▶ Assignment
An exact restatement of every record is required.

** Opening Exercise material block **

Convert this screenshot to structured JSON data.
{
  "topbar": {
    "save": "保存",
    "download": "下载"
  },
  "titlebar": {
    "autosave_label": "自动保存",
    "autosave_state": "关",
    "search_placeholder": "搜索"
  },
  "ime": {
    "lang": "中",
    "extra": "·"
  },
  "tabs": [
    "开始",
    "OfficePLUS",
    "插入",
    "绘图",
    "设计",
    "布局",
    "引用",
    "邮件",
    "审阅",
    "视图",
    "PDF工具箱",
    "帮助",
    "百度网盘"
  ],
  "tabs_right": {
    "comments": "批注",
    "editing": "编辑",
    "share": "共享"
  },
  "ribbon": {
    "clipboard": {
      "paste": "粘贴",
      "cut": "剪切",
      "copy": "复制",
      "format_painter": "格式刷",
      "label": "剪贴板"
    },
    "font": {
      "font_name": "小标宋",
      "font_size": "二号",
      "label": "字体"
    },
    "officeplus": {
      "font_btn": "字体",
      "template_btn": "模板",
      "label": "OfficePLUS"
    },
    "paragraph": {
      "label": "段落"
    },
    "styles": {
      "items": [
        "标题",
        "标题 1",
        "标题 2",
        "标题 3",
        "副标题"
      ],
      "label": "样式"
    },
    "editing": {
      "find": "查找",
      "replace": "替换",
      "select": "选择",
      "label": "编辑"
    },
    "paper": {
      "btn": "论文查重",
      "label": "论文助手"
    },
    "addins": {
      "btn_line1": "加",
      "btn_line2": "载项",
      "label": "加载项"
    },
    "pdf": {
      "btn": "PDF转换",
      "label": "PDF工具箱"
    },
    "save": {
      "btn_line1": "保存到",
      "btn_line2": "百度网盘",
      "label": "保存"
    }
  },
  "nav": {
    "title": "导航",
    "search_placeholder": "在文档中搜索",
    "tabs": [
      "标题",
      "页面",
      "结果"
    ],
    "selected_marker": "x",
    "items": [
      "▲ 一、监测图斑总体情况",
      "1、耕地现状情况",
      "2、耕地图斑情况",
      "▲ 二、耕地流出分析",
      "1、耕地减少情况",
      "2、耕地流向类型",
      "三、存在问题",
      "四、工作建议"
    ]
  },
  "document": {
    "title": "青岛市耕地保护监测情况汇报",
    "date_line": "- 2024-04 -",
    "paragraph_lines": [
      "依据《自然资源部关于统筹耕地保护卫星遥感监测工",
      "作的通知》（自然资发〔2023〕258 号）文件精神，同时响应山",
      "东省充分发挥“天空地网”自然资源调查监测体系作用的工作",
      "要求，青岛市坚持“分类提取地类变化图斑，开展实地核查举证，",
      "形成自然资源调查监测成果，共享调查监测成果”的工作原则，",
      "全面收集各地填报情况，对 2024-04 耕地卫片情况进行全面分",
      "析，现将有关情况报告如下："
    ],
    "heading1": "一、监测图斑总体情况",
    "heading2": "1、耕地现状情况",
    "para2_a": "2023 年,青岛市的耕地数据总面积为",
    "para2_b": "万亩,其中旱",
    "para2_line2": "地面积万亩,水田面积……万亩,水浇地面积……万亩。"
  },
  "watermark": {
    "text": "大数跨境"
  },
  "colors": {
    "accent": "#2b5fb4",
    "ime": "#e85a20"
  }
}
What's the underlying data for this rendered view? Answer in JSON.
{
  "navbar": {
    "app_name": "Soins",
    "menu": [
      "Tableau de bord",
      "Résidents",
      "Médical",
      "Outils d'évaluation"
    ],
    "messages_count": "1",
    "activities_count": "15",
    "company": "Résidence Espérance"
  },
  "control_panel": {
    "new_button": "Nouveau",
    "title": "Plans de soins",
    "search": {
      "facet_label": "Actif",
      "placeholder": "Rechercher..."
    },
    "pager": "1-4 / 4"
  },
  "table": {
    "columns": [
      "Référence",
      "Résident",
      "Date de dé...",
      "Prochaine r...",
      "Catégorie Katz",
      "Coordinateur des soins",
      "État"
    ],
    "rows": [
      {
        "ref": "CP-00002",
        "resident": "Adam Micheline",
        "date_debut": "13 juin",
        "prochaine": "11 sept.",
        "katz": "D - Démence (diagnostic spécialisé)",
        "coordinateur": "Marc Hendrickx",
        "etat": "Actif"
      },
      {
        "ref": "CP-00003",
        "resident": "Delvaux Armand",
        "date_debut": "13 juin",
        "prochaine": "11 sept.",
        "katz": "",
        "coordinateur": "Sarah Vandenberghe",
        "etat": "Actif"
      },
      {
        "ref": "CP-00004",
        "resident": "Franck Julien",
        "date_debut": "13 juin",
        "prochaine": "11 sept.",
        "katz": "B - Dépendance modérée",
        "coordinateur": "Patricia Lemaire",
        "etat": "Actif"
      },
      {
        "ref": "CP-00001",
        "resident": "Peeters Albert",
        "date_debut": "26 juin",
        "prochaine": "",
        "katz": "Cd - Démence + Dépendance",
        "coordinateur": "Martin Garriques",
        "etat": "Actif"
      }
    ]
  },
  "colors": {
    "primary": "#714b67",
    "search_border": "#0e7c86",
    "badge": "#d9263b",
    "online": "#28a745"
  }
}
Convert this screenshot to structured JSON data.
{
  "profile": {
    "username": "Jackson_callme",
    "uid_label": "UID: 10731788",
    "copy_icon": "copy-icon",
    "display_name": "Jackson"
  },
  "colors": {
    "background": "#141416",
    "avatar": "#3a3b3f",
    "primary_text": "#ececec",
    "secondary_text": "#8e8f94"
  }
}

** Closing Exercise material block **

▶ Answer section
Convert this screenshot to structured JSON data.
{
  "topbar": {
    "save": "保存",
    "download": "下载"
  },
  "titlebar": {
    "autosave_label": "自动保存",
    "autosave_state": "关",
    "search_placeholder": "搜索"
  },
  "ime": {
    "lang": "中",
    "extra": "·"
  },
  "tabs": [
    "开始",
    "OfficePLUS",
    "插入",
    "绘图",
    "设计",
    "布局",
    "引用",
    "邮件",
    "审阅",
    "视图",
    "PDF工具箱",
    "帮助",
    "百度网盘"
  ],
  "tabs_right": {
    "comments": "批注",
    "editing": "编辑",
    "share": "共享"
  },
  "ribbon": {
    "clipboard": {
      "paste": "粘贴",
      "cut": "剪切",
      "copy": "复制",
      "format_painter": "格式刷",
      "label": "剪贴板"
    },
    "font": {
      "font_name": "小标宋",
      "font_size": "二号",
      "label": "字体"
    },
    "officeplus": {
      "font_btn": "字体",
      "template_btn": "模板",
      "label": "OfficePLUS"
    },
    "paragraph": {
      "label": "段落"
    },
    "styles": {
      "items": [
        "标题",
        "标题 1",
        "标题 2",
        "标题 3",
        "副标题"
      ],
      "label": "样式"
    },
    "editing": {
      "find": "查找",
      "replace": "替换",
      "select": "选择",
      "label": "编辑"
    },
    "paper": {
      "btn": "论文查重",
      "label": "论文助手"
    },
    "addins": {
      "btn_line1": "加",
      "btn_line2": "载项",
      "label": "加载项"
    },
    "pdf": {
      "btn": "PDF转换",
      "label": "PDF工具箱"
    },
    "save": {
      "btn_line1": "保存到",
      "btn_line2": "百度网盘",
      "label": "保存"
    }
  },
  "nav": {
    "title": "导航",
    "search_placeholder": "在文档中搜索",
    "tabs": [
      "标题",
      "页面",
      "结果"
    ],
    "selected_marker": "x",
    "items": [
      "▲ 一、监测图斑总体情况",
      "1、耕地现状情况",
      "2、耕地图斑情况",
      "▲ 二、耕地流出分析",
      "1、耕地减少情况",
      "2、耕地流向类型",
      "三、存在问题",
      "四、工作建议"
    ]
  },
  "document": {
    "title": "青岛市耕地保护监测情况汇报",
    "date_line": "- 2024-04 -",
    "paragraph_lines": [
      "依据《自然资源部关于统筹耕地保护卫星遥感监测工",
      "作的通知》（自然资发〔2023〕258 号）文件精神，同时响应山",
      "东省充分发挥“天空地网”自然资源调查监测体系作用的工作",
      "要求，青岛市坚持“分类提取地类变化图斑，开展实地核查举证，",
      "形成自然资源调查监测成果，共享调查监测成果”的工作原则，",
      "全面收集各地填报情况，对 2024-04 耕地卫片情况进行全面分",
      "析，现将有关情况报告如下："
    ],
    "heading1": "一、监测图斑总体情况",
    "heading2": "1、耕地现状情况",
    "para2_a": "2023 年,青岛市的耕地数据总面积为",
    "para2_b": "万亩,其中旱",
    "para2_line2": "地面积万亩,水田面积……万亩,水浇地面积……万亩。"
  },
  "watermark": {
    "text": "大数跨境"
  },
  "colors": {
    "accent": "#2b5fb4",
    "ime": "#e85a20"
  }
}
What's the underlying data for this rendered view? Answer in JSON.
{
  "navbar": {
    "app_name": "Soins",
    "menu": [
      "Tableau de bord",
      "Résidents",
      "Médical",
      "Outils d'évaluation"
    ],
    "messages_count": "1",
    "activities_count": "15",
    "company": "Résidence Espérance"
  },
  "control_panel": {
    "new_button": "Nouveau",
    "title": "Plans de soins",
    "search": {
      "facet_label": "Actif",
      "placeholder": "Rechercher..."
    },
    "pager": "1-4 / 4"
  },
  "table": {
    "columns": [
      "Référence",
      "Résident",
      "Date de dé...",
      "Prochaine r...",
      "Catégorie Katz",
      "Coordinateur des soins",
      "État"
    ],
    "rows": [
      {
        "ref": "CP-00002",
        "resident": "Adam Micheline",
        "date_debut": "13 juin",
        "prochaine": "11 sept.",
        "katz": "D - Démence (diagnostic spécialisé)",
        "coordinateur": "Marc Hendrickx",
        "etat": "Actif"
      },
      {
        "ref": "CP-00003",
        "resident": "Delvaux Armand",
        "date_debut": "13 juin",
        "prochaine": "11 sept.",
        "katz": "",
        "coordinateur": "Sarah Vandenberghe",
        "etat": "Actif"
      },
      {
        "ref": "CP-00004",
        "resident": "Franck Julien",
        "date_debut": "13 juin",
        "prochaine": "11 sept.",
        "katz": "B - Dépendance modérée",
        "coordinateur": "Patricia Lemaire",
        "etat": "Actif"
      },
      {
        "ref": "CP-00001",
        "resident": "Peeters Albert",
        "date_debut": "26 juin",
        "prochaine": "",
        "katz": "Cd - Démence + Dépendance",
        "coordinateur": "Martin Garriques",
        "etat": "Actif"
      }
    ]
  },
  "colors": {
    "primary": "#714b67",
    "search_border": "#0e7c86",
    "badge": "#d9263b",
    "online": "#28a745"
  }
}
Convert this screenshot to structured JSON data.
{
  "profile": {
    "username": "Jackson_callme",
    "uid_label": "UID: 10731788",
    "copy_icon": "copy-icon",
    "display_name": "Jackson"
  },
  "colors": {
    "background": "#141416",
    "avatar": "#3a3b3f",
    "primary_text": "#ececec",
    "secondary_text": "#8e8f94"
  }
}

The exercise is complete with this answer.